Write the records out once more. Leave each line exactly as given.

::::::

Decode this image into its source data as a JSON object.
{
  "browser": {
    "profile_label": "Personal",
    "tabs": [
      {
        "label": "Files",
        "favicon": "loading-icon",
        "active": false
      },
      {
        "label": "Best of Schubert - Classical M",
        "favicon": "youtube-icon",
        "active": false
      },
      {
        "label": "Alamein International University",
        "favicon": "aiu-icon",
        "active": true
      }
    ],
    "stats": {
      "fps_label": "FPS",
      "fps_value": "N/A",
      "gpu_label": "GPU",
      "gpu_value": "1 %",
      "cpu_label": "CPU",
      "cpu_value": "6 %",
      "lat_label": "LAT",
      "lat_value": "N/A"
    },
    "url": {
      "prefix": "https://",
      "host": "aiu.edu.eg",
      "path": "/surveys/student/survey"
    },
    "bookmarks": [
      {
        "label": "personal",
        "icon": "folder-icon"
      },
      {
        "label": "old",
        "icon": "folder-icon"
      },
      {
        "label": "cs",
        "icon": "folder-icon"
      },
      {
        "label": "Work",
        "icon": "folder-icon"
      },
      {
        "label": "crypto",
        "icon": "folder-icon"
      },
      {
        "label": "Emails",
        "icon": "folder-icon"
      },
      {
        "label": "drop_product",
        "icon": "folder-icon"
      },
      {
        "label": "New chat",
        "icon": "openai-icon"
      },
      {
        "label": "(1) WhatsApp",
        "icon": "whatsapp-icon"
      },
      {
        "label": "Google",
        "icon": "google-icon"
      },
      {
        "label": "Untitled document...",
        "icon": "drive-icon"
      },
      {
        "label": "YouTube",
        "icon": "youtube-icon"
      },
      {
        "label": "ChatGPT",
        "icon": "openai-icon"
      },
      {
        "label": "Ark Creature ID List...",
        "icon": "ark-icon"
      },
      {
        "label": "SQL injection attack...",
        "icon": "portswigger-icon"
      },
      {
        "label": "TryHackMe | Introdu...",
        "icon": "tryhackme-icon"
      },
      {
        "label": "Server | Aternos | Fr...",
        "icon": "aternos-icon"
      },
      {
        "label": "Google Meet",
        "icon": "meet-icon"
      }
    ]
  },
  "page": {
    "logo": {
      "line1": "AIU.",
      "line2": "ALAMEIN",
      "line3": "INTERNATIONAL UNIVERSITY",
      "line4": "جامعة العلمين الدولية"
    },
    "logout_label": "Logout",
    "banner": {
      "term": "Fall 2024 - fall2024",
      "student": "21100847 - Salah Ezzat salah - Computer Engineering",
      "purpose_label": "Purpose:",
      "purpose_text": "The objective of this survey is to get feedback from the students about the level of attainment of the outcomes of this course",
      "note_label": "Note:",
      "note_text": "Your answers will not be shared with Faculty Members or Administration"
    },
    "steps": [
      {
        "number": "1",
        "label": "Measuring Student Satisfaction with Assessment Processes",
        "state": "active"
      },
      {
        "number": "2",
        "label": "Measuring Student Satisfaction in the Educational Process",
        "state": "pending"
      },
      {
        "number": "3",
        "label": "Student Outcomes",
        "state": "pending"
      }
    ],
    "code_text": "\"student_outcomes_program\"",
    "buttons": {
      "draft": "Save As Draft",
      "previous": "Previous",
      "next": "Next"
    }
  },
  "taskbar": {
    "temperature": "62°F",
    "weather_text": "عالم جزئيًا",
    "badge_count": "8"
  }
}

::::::

- Result for this task -
Decode this image into its source data as a JSON object.
{
  "browser": {
    "profile_label": "Personal",
    "tabs": [
      {
        "label": "Files",
        "favicon": "loading-icon",
        "active": false
      },
      {
        "label": "Best of Schubert - Classical M",
        "favicon": "youtube-icon",
        "active": false
      },
      {
        "label": "Alamein International University",
        "favicon": "aiu-icon",
        "active": true
      }
    ],
    "stats": {
      "fps_label": "FPS",
      "fps_value": "N/A",
      "gpu_label": "GPU",
      "gpu_value": "1 %",
      "cpu_label": "CPU",
      "cpu_value": "6 %",
      "lat_label": "LAT",
      "lat_value": "N/A"
    },
    "url": {
      "prefix": "https://",
      "host": "aiu.edu.eg",
      "path": "/surveys/student/survey"
    },
    "bookmarks": [
      {
        "label": "personal",
        "icon": "folder-icon"
      },
      {
        "label": "old",
        "icon": "folder-icon"
      },
      {
        "label": "cs",
        "icon": "folder-icon"
      },
      {
        "label": "Work",
        "icon": "folder-icon"
      },
      {
        "label": "crypto",
        "icon": "folder-icon"
      },
      {
        "label": "Emails",
        "icon": "folder-icon"
      },
      {
        "label": "drop_product",
        "icon": "folder-icon"
      },
      {
        "label": "New chat",
        "icon": "openai-icon"
      },
      {
        "label": "(1) WhatsApp",
        "icon": "whatsapp-icon"
      },
      {
        "label": "Google",
        "icon": "google-icon"
      },
      {
        "label": "Untitled document...",
        "icon": "drive-icon"
      },
      {
        "label": "YouTube",
        "icon": "youtube-icon"
      },
      {
        "label": "ChatGPT",
        "icon": "openai-icon"
      },
      {
        "label": "Ark Creature ID List...",
        "icon": "ark-icon"
      },
      {
        "label": "SQL injection attack...",
        "icon": "portswigger-icon"
      },
      {
        "label": "TryHackMe | Introdu...",
        "icon": "tryhackme-icon"
      },
      {
        "label": "Server | Aternos | Fr...",
        "icon": "aternos-icon"
      },
      {
        "label": "Google Meet",
        "icon": "meet-icon"
      }
    ]
  },
  "page": {
    "logo": {
      "line1": "AIU.",
      "line2": "ALAMEIN",
      "line3": "INTERNATIONAL UNIVERSITY",
      "line4": "جامعة العلمين الدولية"
    },
    "logout_label": "Logout",
    "banner": {
      "term": "Fall 2024 - fall2024",
      "student": "21100847 - Salah Ezzat salah - Computer Engineering",
      "purpose_label": "Purpose:",
      "purpose_text": "The objective of this survey is to get feedback from the students about the level of attainment of the outcomes of this course",
      "note_label": "Note:",
      "note_text": "Your answers will not be shared with Faculty Members or Administration"
    },
    "steps": [
      {
        "number": "1",
        "label": "Measuring Student Satisfaction with Assessment Processes",
        "state": "active"
      },
      {
        "number": "2",
        "label": "Measuring Student Satisfaction in the Educational Process",
        "state": "pending"
      },
      {
        "number": "3",
        "label": "Student Outcomes",
        "state": "pending"
      }
    ],
    "code_text": "\"student_outcomes_program\"",
    "buttons": {
      "draft": "Save As Draft",
      "previous": "Previous",
      "next": "Next"
    }
  },
  "taskbar": {
    "temperature": "62°F",
    "weather_text": "عالم جزئيًا",
    "badge_count": "8"
  }
}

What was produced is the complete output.